The Breath Code: 6 Unexpected Factors That May Cause Bad Breath
Bad breath is like having toilet paper stuck to the bottom of your feet: usually harmless, but so awkward that no one will tell you about it. According to the American Dental Association (ADA), at the microbial level, bad breath occurs when naturally occurring bacteria in our mouths break down food particles between our teeth, along the gum lines, and especially between our teeth.
the tongue This process releases a host of foul-smelling compounds and gives rise to terrible stench—or, as it's more formally called, halitosis.
You just wake up
Obviously, right? Yes, morning breath is pretty much a given, but here's why: According to a June 2012 study published in the International Journal of Oral Science, while you're sleeping soundly, the bacteria in your mouth are anything but.
You are breathing through your mouth
Mouth breathing can cause your saliva to evaporate, which can dry out your mouth and reduce your mouth's ability to rinse out food particles.
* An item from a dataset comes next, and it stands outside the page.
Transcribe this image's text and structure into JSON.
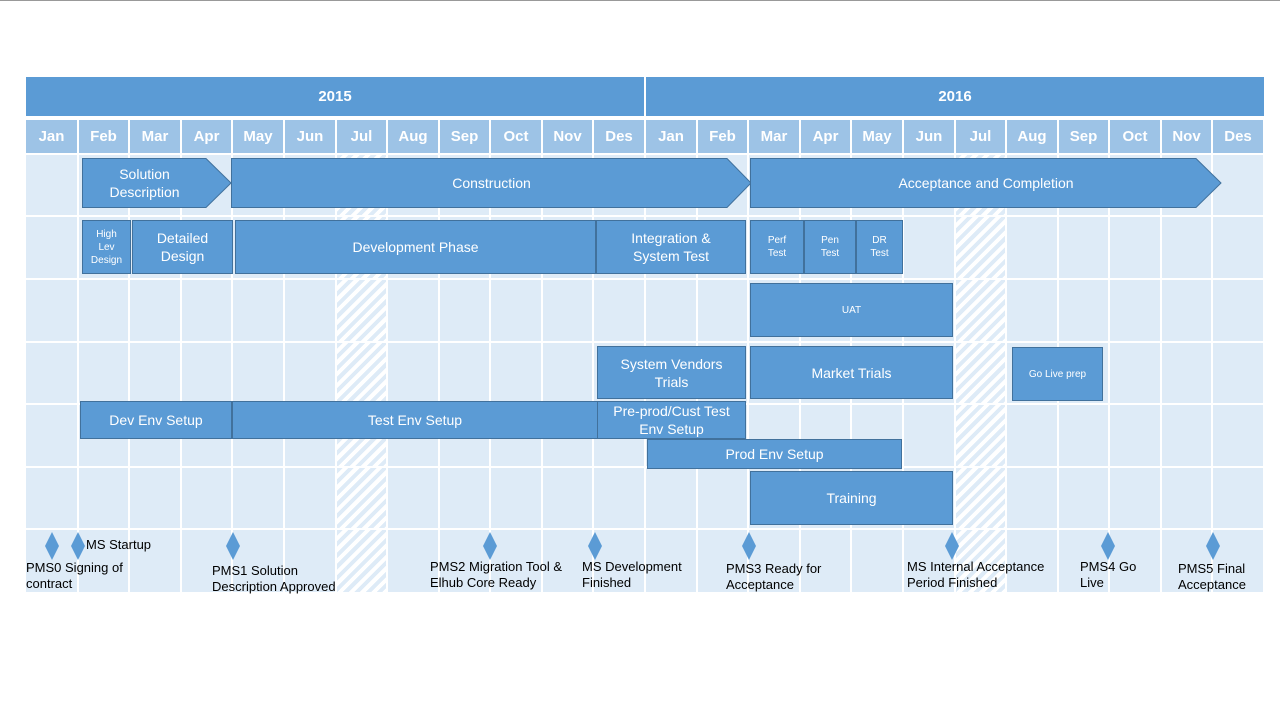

Some people breathe through their mouths when they sleep, but many people often do it during exercise, said Hedi Rifai, MD, a dentist at the Cleveland Clinic.
You ate some spicy food
Garlic and onion are two famous culprits, but other culprits include spices, cabbage, Brussels sprouts, cauliflower and radishes. Even though the pungent aroma of those foods disappears after an hour or two, it can still come back—in a big garlic burp.
You haven't eaten all day
Skipping meals is a surefire way to bad breath. That's because when we don't eat, we don't produce as much saliva.
According to the ADA, add halitosis to the list of health conditions caused by cigarettes.
A 2015 study published in the journal Acta Stomatologica Croatiana found that long-term smoking reduces saliva production and changes its quality. Saliva plays an important role in maintaining oral health and oral hygiene by washing away food and bacteria. Additionally, enzymes and antibodies from saliva can destroy bacteria in the mouth and on the teeth that can lead to bad breath and tooth decay.
You have a cavity
Your dentist has already warned you that plaque buildup can wear down your teeth, leading to cavities. Technically, according to the National Library of Medicine, cavities are caused by tooth decay, or damage to the tooth's surface, which occurs when bacteria in your mouth make acids that attack the enamel.